Is 'graphic organizer' the 'new' term for stencil or black-line master?
How can I introduce a graphic organizer to my students?
Where can I find graphic organizers?
A graphic organizer can be used at any time during the learning process. Traditionally, teachers use graphic organizers at the beginning of a task to help students plan their learning. However, a graphic organizer can be used to support a student at any point in her or his learning process. Unlike other learning tools, graphic organizers are versatile and provide opportunities for endless applications across various contexts.
A graphic organizer can be a great source of frustration for a student who does not need one. For instance, if a student prefers to free-write as a way of organizing her or his thoughts, a graphic organizer might hinder her or his writing process. Also, a student who has always used some type of graphic organizer in previous learning situations, may at some point, depending of the task, no longer require its use--this is the goal.
No, here is the difference: a stencil's purpose is to guide a student with a question or prompt which seeks a particular answer. The purpose is most often to ask a close-ended question seeking a particular, correct, answer. Most commonly, students will complete the same stencil.
|seeks a correct answer||guides thinking processes|
|one type used for all learners||each learner can use a different one|
|task with a beginning and end||can be used throughout learning task|
|text based||visual and text|
| content centered
|| user centered
Stencil prompt: What happened after Jonah left the community building?
Student response: He got on his bike and went home.
Whereas a graphic organizer is used to help students organize their thoughts, without the expectation of one particular, correct answer. Graphic organizers are selected according to the needs of the student for a particular task, each student may use a different graphic organizer.
Introducing graphic organizers to students is a simple three step process:
When introducing students to a new graphic organizer, teachers should describe its purpose, model its use, and provide students with opportunities for practice.
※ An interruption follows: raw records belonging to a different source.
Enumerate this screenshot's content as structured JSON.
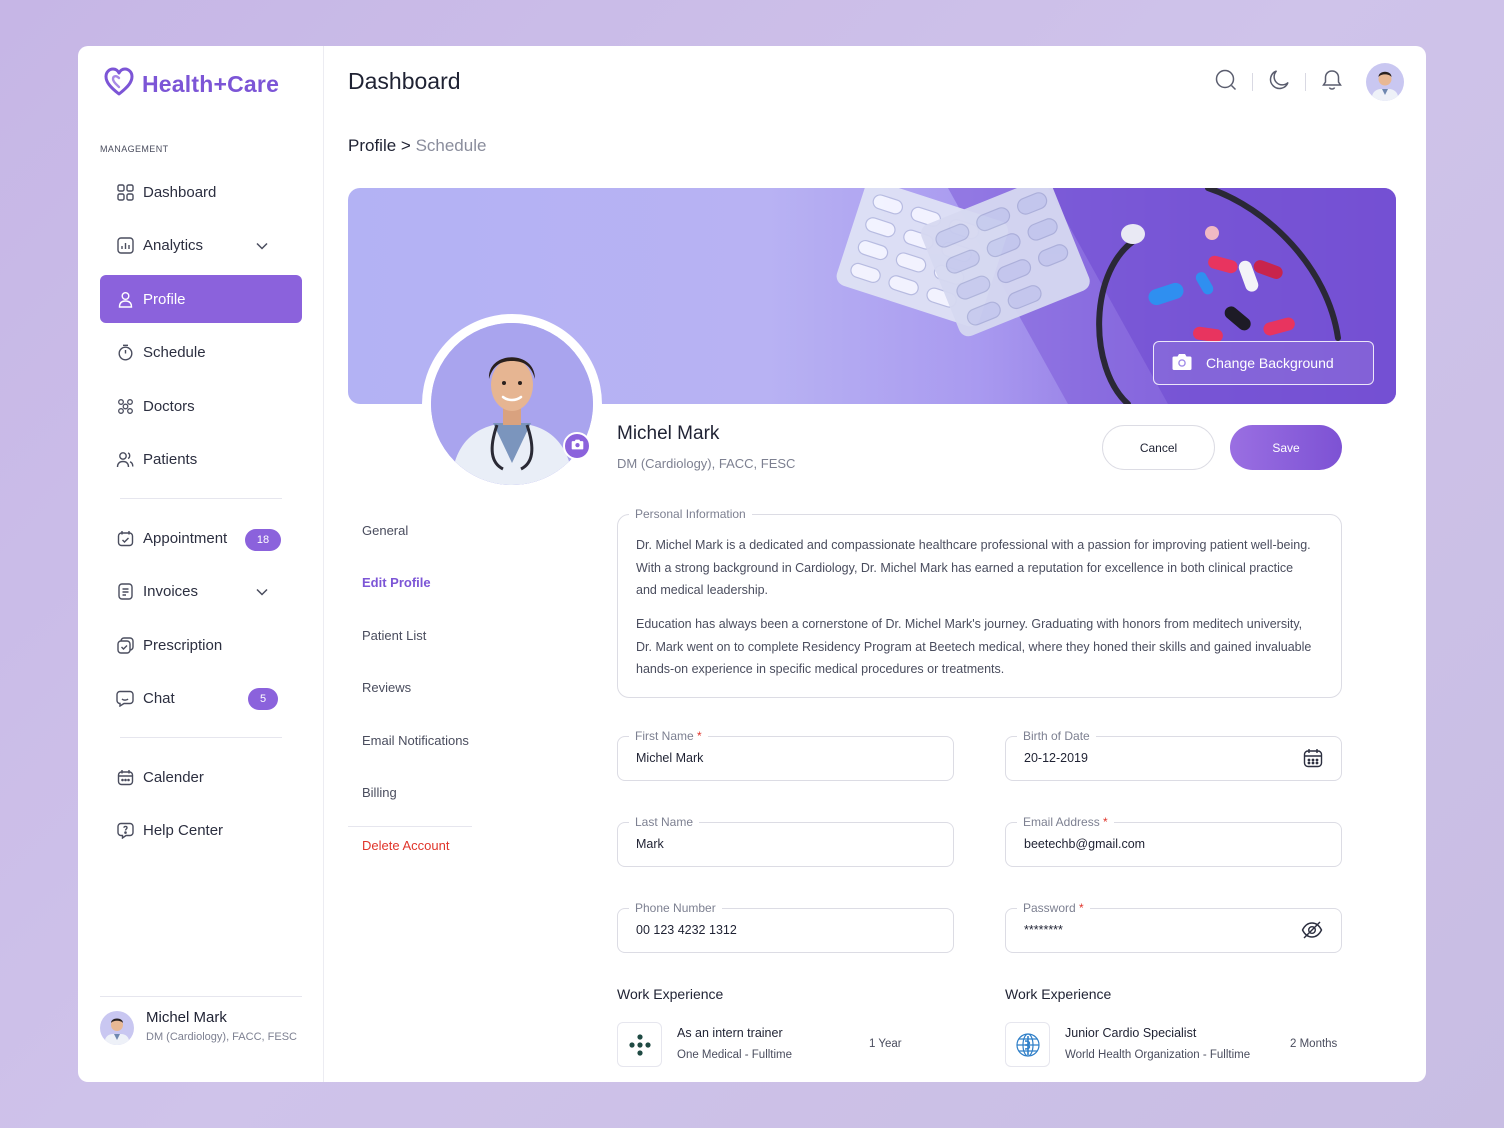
{
  "brand": {
    "name": "Health+Care",
    "color": "#7c55d6",
    "icon": "heart-logo-icon"
  },
  "sidebar": {
    "section_label": "MANAGEMENT",
    "items": [
      {
        "label": "Dashboard",
        "icon": "grid-icon"
      },
      {
        "label": "Analytics",
        "icon": "chart-icon",
        "expandable": true
      },
      {
        "label": "Profile",
        "icon": "user-icon",
        "active": true
      },
      {
        "label": "Schedule",
        "icon": "timer-icon"
      },
      {
        "label": "Doctors",
        "icon": "group-icon"
      },
      {
        "label": "Patients",
        "icon": "users-icon"
      },
      {
        "label": "Appointment",
        "icon": "calendar-check-icon",
        "badge": "18"
      },
      {
        "label": "Invoices",
        "icon": "invoice-icon",
        "expandable": true
      },
      {
        "label": "Prescription",
        "icon": "prescription-icon"
      },
      {
        "label": "Chat",
        "icon": "chat-icon",
        "badge": "5"
      },
      {
        "label": "Calender",
        "icon": "calendar-icon"
      },
      {
        "label": "Help Center",
        "icon": "help-icon"
      }
    ],
    "user": {
      "name": "Michel Mark",
      "title": "DM (Cardiology), FACC, FESC"
    }
  },
  "header": {
    "title": "Dashboard",
    "icons": [
      "search-icon",
      "moon-icon",
      "bell-icon"
    ]
  },
  "breadcrumb": {
    "parent": "Profile",
    "separator": " > ",
    "current": "Schedule"
  },
  "banner": {
    "change_background": "Change Background"
  },
  "profile": {
    "name": "Michel Mark",
    "title": "DM (Cardiology), FACC, FESC",
    "cancel": "Cancel",
    "save": "Save"
  },
  "settings_menu": [
    {
      "label": "General"
    },
    {
      "label": "Edit Profile",
      "active": true
    },
    {
      "label": "Patient List"
    },
    {
      "label": "Reviews"
    },
    {
      "label": "Email Notifications"
    },
    {
      "label": "Billing"
    },
    {
      "label": "Delete Account",
      "danger": true
    }
  ],
  "personal_info": {
    "legend": "Personal Information",
    "paragraphs": [
      "Dr. Michel Mark is a dedicated and compassionate healthcare professional with a passion for improving patient well-being. With a strong background in Cardiology, Dr. Michel Mark has earned a reputation for excellence in both clinical practice and medical leadership.",
      "Education has always been a cornerstone of Dr. Michel Mark's journey. Graduating with honors from meditech university, Dr.  Mark went on to complete Residency Program at Beetech medical, where they honed their skills and gained invaluable hands-on experience in specific medical procedures or treatments."
    ]
  },
  "form": {
    "first_name": {
      "label": "First Name",
      "required": "*",
      "value": "Michel Mark"
    },
    "birth_date": {
      "label": "Birth of Date",
      "value": "20-12-2019"
    },
    "last_name": {
      "label": "Last Name",
      "value": "Mark"
    },
    "email": {
      "label": "Email Address",
      "required": "*",
      "value": "beetechb@gmail.com"
    },
    "phone": {
      "label": "Phone Number",
      "value": "00 123 4232 1312"
    },
    "password": {
      "label": "Password",
      "required": "*",
      "value": "********"
    }
  },
  "work_experience": [
    {
      "heading": "Work Experience",
      "role": "As an intern trainer",
      "org": "One Medical - Fulltime",
      "duration": "1 Year"
    },
    {
      "heading": "Work Experience",
      "role": "Junior Cardio Specialist",
      "org": "World Health Organization - Fulltime",
      "duration": "2 Months"
    }
  ],
  "colors": {
    "accent": "#8b62dc",
    "danger": "#e0352b",
    "text": "#1f2233",
    "muted": "#7d8091"
  }
}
Place a copy on the board, project it on a screen, or re-draw it on chart paper so that the students can easily see the graphic organizer. Ask the students to look and listen because they will be asked to do the same thing later.
Talk out loud (cognitive walk-through) as you fill in the various sections. Let your students hear your thinking processes.
Write on the organizer, modeling what you expect of the students (e.g. point form words, phrases, images)
Reflect out loud on how you worked on the organizer, invite students to
Although graphic organizers are meant to be differentiated according to each student's learning situation and need, when first introducing students to the concept of a graphic organizer, some teachers model the use of a single organizer and guide the entire group to use the same organizer. This allows students to learn from one another and focus on the learning task rather than getting bogged down on how to use the organizer.
When students have had some experience using graphic organizers,
you can begin to offer them choices of organizers they would like to use in order to complete a
task. This is a key step in the path of competency development learning. For instance, in planning
out a web search, some students may use a detailed organizer that breaks down the learning steps
and other students may select a graphic organizer that simply keeps track of their research path.
Once students become comfortable with using various graphic organizers, they can be encouraged to develop their own or they may no longer need to use one at all.
Differentiating Writing Across the Curriculum: Multiple Genres, Multiple Ways
Focus 1 | Focus 2 | Focus 3